However take heart, even though the entire global mining industry is slowing down, the commodity super cycle is still with us. Over the next few decades, as billions of people in China, India and the rest of the developing world become middle class consumers, the demand for metals will only continue to grow. Northern Ontario – including First Nations communities with economic challenges – can be the beneficiaries of this enormous global transformation, with the high-paying jobs that come from new mines.
But we need to meet, talk and come to a consensus that will benefit both Aboriginal and non-Aboriginal communities.
The wealth is definitely there but we need to allow the prospectors and junior explorers access to the land to find these future mines that will eventually provide long-term, well-pay jobs to many Aboriginal communities.
*Stan Sudol is a Toronto-based communications consultant, speechwriter and columnist who blogs at www.republicofmining.com. These remarks are from a speech given at the Ontario Prospectors Association: 2012 Ontario Exploration & Geoscience Symposium in Sudbury Ontario, Nov. 6, 2012.
Photo by Matthias Wietz
Jeff Bowman was on an icebreaker in 2009 near the North Pole when his research team encountered miles and miles of new ice, covered with these frost flowers, each about one to two inches tall. The ice appears black to the eye, enhancing the visual effect. While it looks like rippled open water, the newly-formed sea ice is about three inches thick.
The team disembarked to collect samples of some of the flowers, which, it turned out, are teaming with bacteria. They also had surprising chemical properties, including very high levels of mercury, and formaldehyde, Bowman said.
His research team is still trying to understand just what these frost flowers are up to, chemically and biologically.
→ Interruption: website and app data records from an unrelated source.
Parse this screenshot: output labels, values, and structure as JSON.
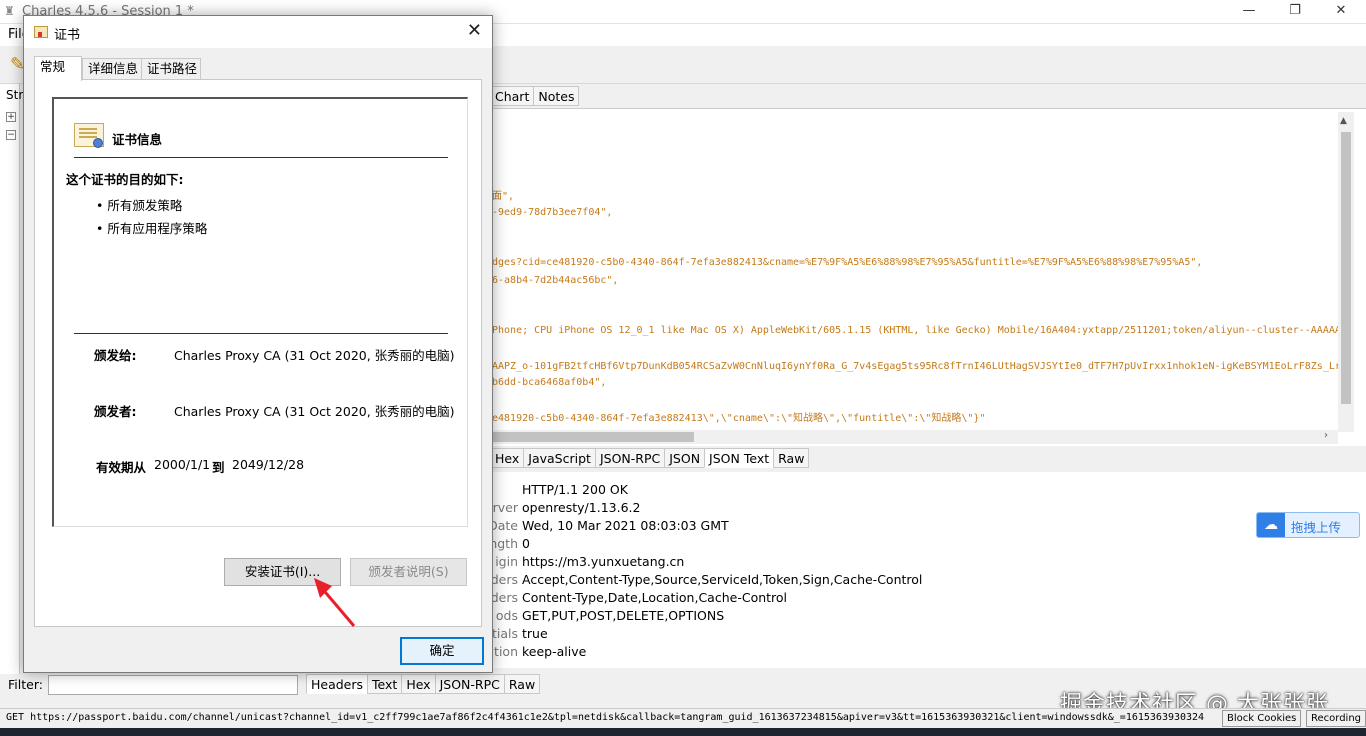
{
  "window": {
    "title": "Charles 4.5.6 - Session 1 *",
    "menu_first": "File",
    "minimize": "—",
    "maximize": "❐",
    "close": "✕"
  },
  "left_pane": {
    "tab": "Str"
  },
  "response_tabs": [
    "Chart",
    "Notes"
  ],
  "code_lines": [
    "面\",",
    "-9ed9-78d7b3ee7f04\",",
    "dges?cid=ce481920-c5b0-4340-864f-7efa3e882413&cname=%E7%9F%A5%E6%88%98%E7%95%A5&funtitle=%E7%9F%A5%E6%88%98%E7%95%A5\",",
    "6-a8b4-7d2b44ac56bc\",",
    "Phone; CPU iPhone OS 12_0_1 like Mac OS X) AppleWebKit/605.1.15 (KHTML, like Gecko) Mobile/16A404:yxtapp/2511201;token/aliyun--cluster--AAAAA",
    "AAPZ_o-101gFB2tfcHBf6Vtp7DunKdB054RCSaZvW0CnNluqI6ynYf0Ra_G_7v4sEgag5ts95Rc8fTrnI46LUtHagSVJSYtIe0_dTF7H7pUvIrxx1nhok1eN-igKeBSYM1EoLrF8Zs_Lr",
    "b6dd-bca6468af0b4\",",
    "e481920-c5b0-4340-864f-7efa3e882413\\\",\\\"cname\\\":\\\"知战略\\\",\\\"funtitle\\\":\\\"知战略\\\"}\""
  ],
  "body_tabs": [
    "Hex",
    "JavaScript",
    "JSON-RPC",
    "JSON",
    "JSON Text",
    "Raw"
  ],
  "body_tabs_active": "JSON Text",
  "headers": [
    {
      "k": "",
      "v": "HTTP/1.1 200 OK"
    },
    {
      "k": "rver",
      "v": "openresty/1.13.6.2"
    },
    {
      "k": "Date",
      "v": "Wed, 10 Mar 2021 08:03:03 GMT"
    },
    {
      "k": "ngth",
      "v": "0"
    },
    {
      "k": "igin",
      "v": "https://m3.yunxuetang.cn"
    },
    {
      "k": "ders",
      "v": "Accept,Content-Type,Source,ServiceId,Token,Sign,Cache-Control"
    },
    {
      "k": "ders",
      "v": "Content-Type,Date,Location,Cache-Control"
    },
    {
      "k": "ods",
      "v": "GET,PUT,POST,DELETE,OPTIONS"
    },
    {
      "k": "tials",
      "v": "true"
    },
    {
      "k": "tion",
      "v": "keep-alive"
    }
  ],
  "bottom_tabs": [
    "Headers",
    "Text",
    "Hex",
    "JSON-RPC",
    "Raw"
  ],
  "bottom_tabs_active": "Headers",
  "filter_label": "Filter:",
  "status": {
    "text": "GET https://passport.baidu.com/channel/unicast?channel_id=v1_c2ff799c1ae7af86f2c4f4361c1e2&tpl=netdisk&callback=tangram_guid_1613637234815&apiver=v3&tt=1615363930321&client=windowssdk&_=1615363930324",
    "block_cookies": "Block Cookies",
    "recording": "Recording"
  },
  "upload_button": "拖拽上传",
  "watermark": "掘金技术社区 @ 大张张张",
  "dialog": {
    "title": "证书",
    "close": "✕",
    "tabs": [
      "常规",
      "详细信息",
      "证书路径"
    ],
    "heading": "证书信息",
    "purpose_title": "这个证书的目的如下:",
    "purposes": [
      "• 所有颁发策略",
      "• 所有应用程序策略"
    ],
    "issued_to_label": "颁发给:",
    "issued_to": "Charles Proxy CA (31 Oct 2020, 张秀丽的电脑)",
    "issued_by_label": "颁发者:",
    "issued_by": "Charles Proxy CA (31 Oct 2020, 张秀丽的电脑)",
    "valid_from_label": "有效期从",
    "valid_from": "2000/1/1",
    "valid_to_label": "到",
    "valid_to": "2049/12/28",
    "install_button": "安装证书(I)...",
    "issuer_statement_button": "颁发者说明(S)",
    "ok_button": "确定"
  },
  "colors": {
    "accent_blue": "#0078d7",
    "arrow_red": "#e8202a",
    "code_orange": "#c47a1a"
  }
}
But one thing that seems certain is whatever these flowers are, there are going to be many more of them as the area of perennial sea ice in the arctic shrinks. That means new sea ice forming on open water, blooming with frost flowers.
For more on Bowman’s research, here is a link to his blog.